During the 1990s, scientists discovered two gene mutations in the BRCA family of genes which significantly increase a woman's chances of developing breast and ovarian cancer. Consequently, as noted in a recent Los Angeles Times article by Anna Gorman, "Many oncologists recommend that women with the mutations consider having their ovaries, fallopian tubes and breasts removed prophylactically [as a precautionary measure] to reduce risk."
Yet controversy exists regarding this recommendation. Precautionary surgery of this kind has been termed "mutilating" and "extreme" and some question whether it is, in fact, justifiable, given that the organs appear to be healthy (no cancer is yet detectable), and there is a limited probability that the disease may one day appear. Some medical professionals instead encourage frequent monitoring and screening of patients with the BRCA mutation, so that if cancer appears, and as soon as it appears, aggressive surgery could then be pursued.
On one side, then, are those who stress that the integrity and order of the human body should be respected and not unduly violated (the "Principle of Integrity"), while on the other are those who stress that an individual organ or a part of the human body may be sacrificed if that sacrifice means continued survival for the whole person (the "Principle of Totality"). The solution to the dilemma of preventative surgery will lie somewhere in the middle, with emphasis being placed upon the weightier Principle of Totality. The decision to undergo preventative surgery will thus be ethically justifiable and reasonable in certain cases.
Nevertheless, even the scientist who discovered the BRCA mutation, Mary-Claire King, Ph.D., has acknowledged the incredible challenge raised by her discovery: "It is a very difficult thing to recommend prophylactic oophorectomy [removal of the ovaries] when it is healthy women you are talking about. It is a radical thing to consider in a feminist age." When it comes to a bilateral mastectomy [removal of both breasts], the difficulty is only compounded. As another researcher observed, "In western society at least, there is no organ as connected to femininity, sensuality, sexuality, adulthood and motherhood as the breast."
Anna Gorman, the LA Times staff writer who tested positive for the BRCA mutation and ended up opting to have her ovaries removed, described how she could not quite bring herself to have her breasts removed as well, even though her father, grandmother, and aunt had all died at an early age from cancer: "I was still getting used to the idea of losing my ovaries. I had always viewed a preventive mastectomy as a drastic measure. It seemed I risked losing nearly everything -- at least physically -- that defined me as a woman."

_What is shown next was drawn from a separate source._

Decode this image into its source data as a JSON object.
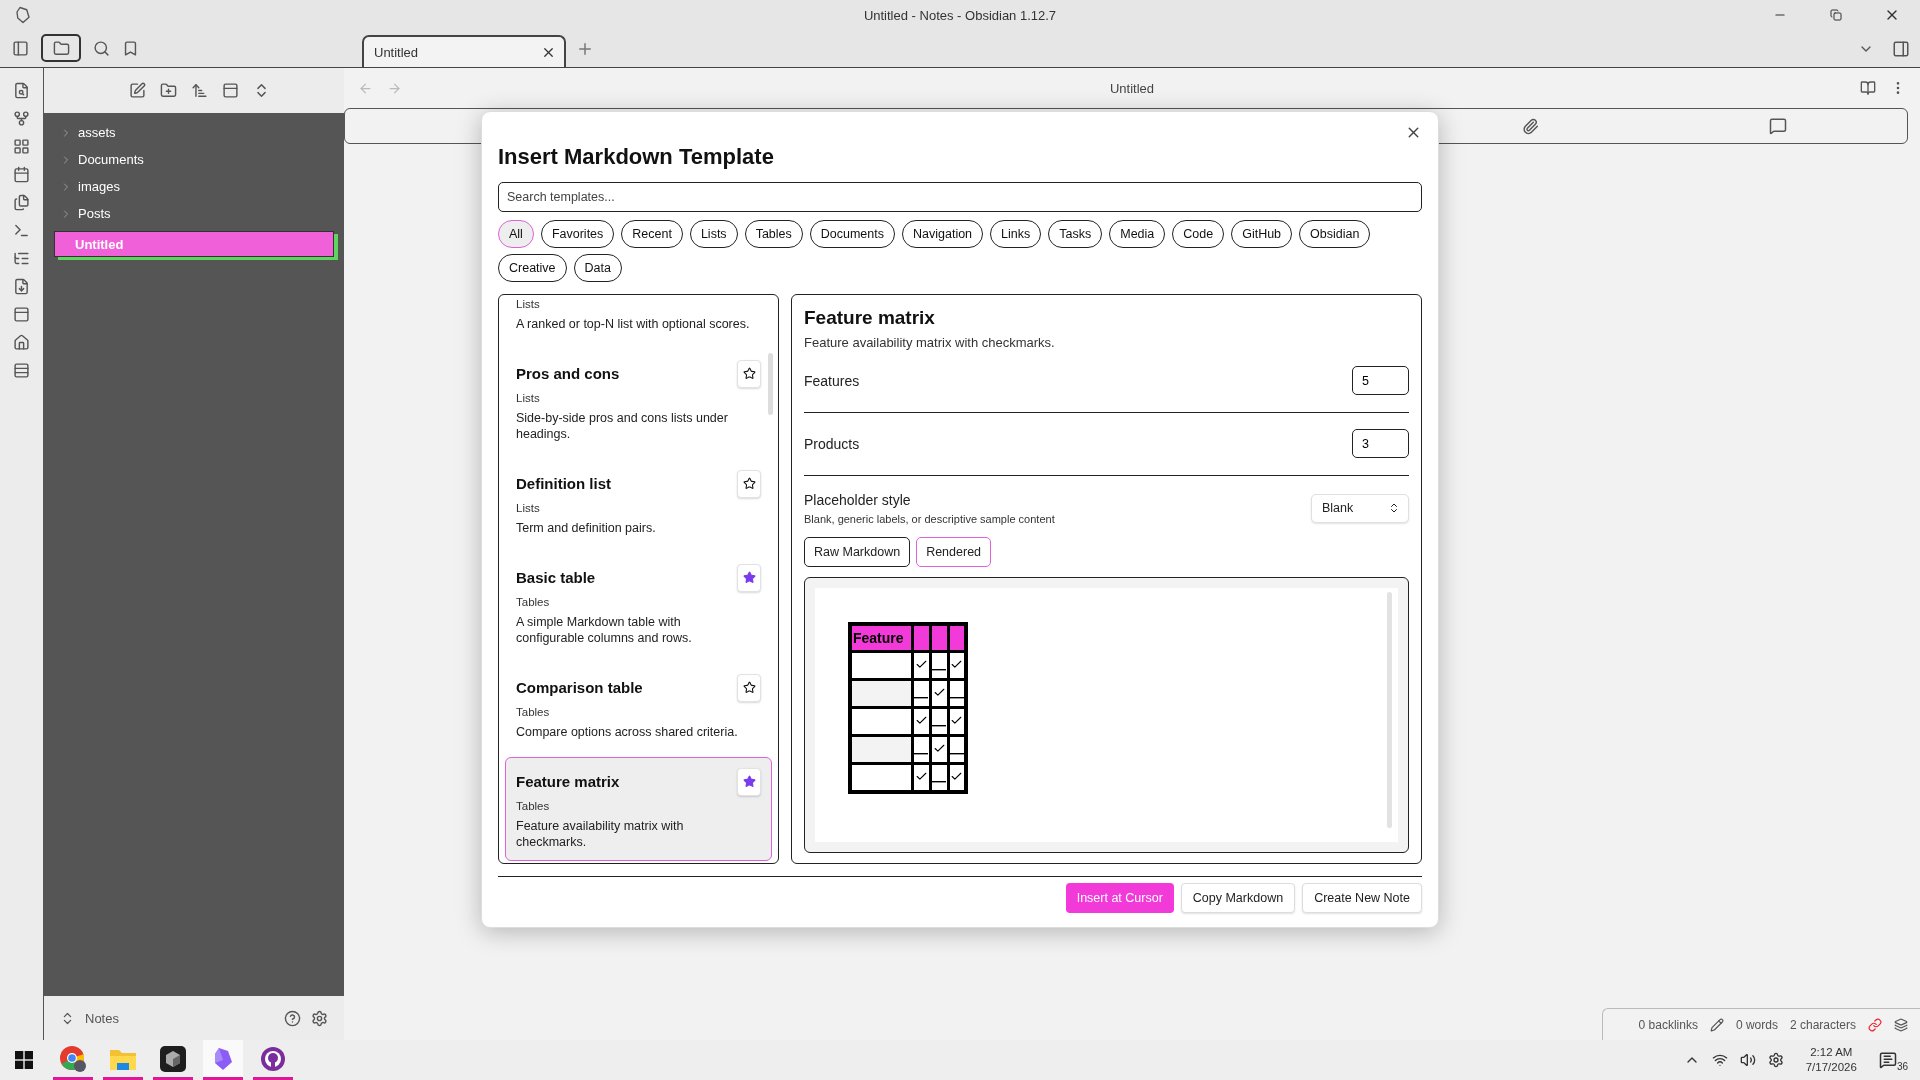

The real costs of this kind of surgery remind us of the importance of making a right and ethical decision for our circumstances. Although there is a heightened probability of disease, there is never any guarantee that a particular woman with the BRCA mutation will develop cancer. Some women will go on to develop cancer; others will not. So, while the surgical removal of ovaries and/or breasts will prevent the disease from developing in some women, in others it will make no difference, since they were never going to get the disease in the first place. In that situation, healthy organs (which secrete important hormones for the overall health of the person) would have been removed unnecessarily. As one researcher noted, "Many women who undergo prophylactic mastectomy will undoubtedly benefit from it, but nobody will ever know which ones..."
Given this strict inability to know who will develop cancer and who will not, other risk factors besides the BRCA mutation should be carefully considered before choosing to undergo preventative surgery. A strong family history of breast cancer at an early age, the absence of a full term pregnancy, an abortion or miscarriage of the first pregnancy, or a male relative who develops breast cancer are among the factors known to increase a woman's risk of developing breast cancer. In the end, after careful weighing and reflection, a woman should personally be convinced that she will develop cancer in the future in order to justify undergoing this radical kind of surgery.
Even in the face of several known risk factors, however, a woman may still wish to delay such preventative surgery until she has had the opportunity to have children, or she may freely choose against it altogether.
To sum up then, even though a woman with multiple risk factors can never categorically prove that she will develop cancer in the future, she may nevertheless arrive at prudential certitude that she will develop the disease after carefully assessing the various risk factors. Insofar as she achieves that prudential certitude within herself, she not only may, but ought to consider seriously the possibility of undergoing risk-reduction surgery.
Father Tadeusz Pacholczyk, Ph.D. earned his doctorate in neuroscience from Yale and did post-doctoral work at Harvard. He is a priest of the diocese of Fall River, MA, and serves as the Director of Education at The National Catholic Bioethics Center in Philadelphia. See www.ncbcenter.org.